I found myself scurrying around this week trying to keep ahead of technology. Keeping ahead of technology, actually, was impossible. The fact is I was doing technology’s bidding in order to keep my life in order, a situation in which I, and most of us, find ourselves regularly.
Rather than serving humanity, technology now demands we serve it. In a fundamental way, what was created as a tool to assist us has become our master; in a turnabout, we have become enslaved to technology.
Let me explain. Like most of us, I have a computer and a printer; they are supposed to work seamlessly with each other. You might recall the notion of “plug and play,” which describes the idea that a device like a printer should simply get connected to a computer automatically and be ready to crank out printed pages. Fuggedaboutit. Those days are over. Installing the HP all-in-one printer we bought required an hour of time provided by Kevin, our super-competent computer consultant, and even he found it challenging. Between the router, the software and the hardware, getting the damn printer to communicate with the computer was like pulling teeth, $75 worth.

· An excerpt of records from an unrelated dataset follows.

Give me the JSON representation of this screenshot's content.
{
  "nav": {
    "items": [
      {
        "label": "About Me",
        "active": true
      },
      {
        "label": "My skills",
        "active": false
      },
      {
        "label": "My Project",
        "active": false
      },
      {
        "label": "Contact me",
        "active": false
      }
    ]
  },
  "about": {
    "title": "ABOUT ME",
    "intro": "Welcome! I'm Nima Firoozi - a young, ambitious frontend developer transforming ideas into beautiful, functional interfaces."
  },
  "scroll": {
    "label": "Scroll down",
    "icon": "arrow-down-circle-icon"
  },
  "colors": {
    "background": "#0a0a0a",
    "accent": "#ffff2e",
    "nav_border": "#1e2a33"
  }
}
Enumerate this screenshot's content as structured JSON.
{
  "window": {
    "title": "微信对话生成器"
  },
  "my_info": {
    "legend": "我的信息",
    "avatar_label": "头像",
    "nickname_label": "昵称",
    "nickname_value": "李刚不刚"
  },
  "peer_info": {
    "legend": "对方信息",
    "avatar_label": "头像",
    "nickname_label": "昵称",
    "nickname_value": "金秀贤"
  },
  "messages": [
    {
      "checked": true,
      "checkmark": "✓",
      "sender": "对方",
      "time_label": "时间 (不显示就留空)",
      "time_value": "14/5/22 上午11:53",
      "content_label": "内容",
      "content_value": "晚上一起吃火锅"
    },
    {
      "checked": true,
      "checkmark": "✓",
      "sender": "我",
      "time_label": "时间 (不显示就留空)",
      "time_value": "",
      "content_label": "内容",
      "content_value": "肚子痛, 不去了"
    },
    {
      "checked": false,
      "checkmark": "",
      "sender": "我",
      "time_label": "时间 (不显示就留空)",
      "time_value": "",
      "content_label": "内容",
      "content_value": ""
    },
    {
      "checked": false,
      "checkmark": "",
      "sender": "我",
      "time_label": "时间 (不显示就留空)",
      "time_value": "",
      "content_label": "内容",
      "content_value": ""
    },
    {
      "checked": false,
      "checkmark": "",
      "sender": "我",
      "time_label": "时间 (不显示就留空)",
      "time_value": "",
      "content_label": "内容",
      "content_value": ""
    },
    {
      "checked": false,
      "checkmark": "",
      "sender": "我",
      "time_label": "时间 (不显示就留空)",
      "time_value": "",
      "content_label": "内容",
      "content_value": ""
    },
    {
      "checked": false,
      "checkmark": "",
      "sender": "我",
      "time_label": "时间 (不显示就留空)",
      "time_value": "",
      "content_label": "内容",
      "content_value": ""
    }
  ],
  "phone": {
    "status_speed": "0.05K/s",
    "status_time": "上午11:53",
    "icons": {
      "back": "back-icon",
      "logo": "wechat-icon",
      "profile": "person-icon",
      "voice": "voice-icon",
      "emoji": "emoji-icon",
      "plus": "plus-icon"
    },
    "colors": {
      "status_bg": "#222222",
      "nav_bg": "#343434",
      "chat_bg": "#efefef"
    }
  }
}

Then there was the key to our car. We own a 2010 Volkswagen Jetta, our only car, but a dependable one. Dependable, that is, if you don’t lose the keys. So it was that when one of our two keys got lost, I found myself in the position of needing to replace it. German carmakers, it turns out, are obsessively paranoid about auto security. The key for the car is not a key as we think of it; rather, it’s an encrypted, electronic digital device that must…wait for it…be programmed to work. The days of getting a car key “cut” at the locksmith are over. To get a replacement required an hour’s drive to a car key specialist who for a mere $260 took forty-five minutes to properly program a new, encrypted “key” for our car.
In the early 1990s, well before the introduction of the Internet, cell phones, or social media, New York University Professor Neil Postman wrote about the ways in which technology alters culture in his book, Technopoly. He explained that digital and electronic technology does not merely alter culture, but replaces it, effectively creating a new technological culture, which he called technopoly. Appropriating cultural forms of the past through image branding helps overcome consumer resistance as technopoly surreptitiously inserts itself within the actions of everyday life, increasingly demanding that people serve its needs, instead of vice-a-versa.
All new cultural innovations can have this effect; the challenge is to see this process in operation instead of simply rushing to adopt the latest and the greatest. Originally a scientific tool, digital technology’s entry into consumer products created an unholy alliance between tech and commerce. Our economy has also become enslaved to technology, which with the development of cyber currencies like Bitcoin is on the verge of usurping financial transactions from the dollar.
Increasingly sophisticated digital algorithms now predict and influence buying, voting and relationships. The intrusion of technopoly is racing full-speed ahead and consolidating its gains without due consideration of its long-term effects, while humanity remains fixed in our slower-speed, biological, analog reality. This won’t end well.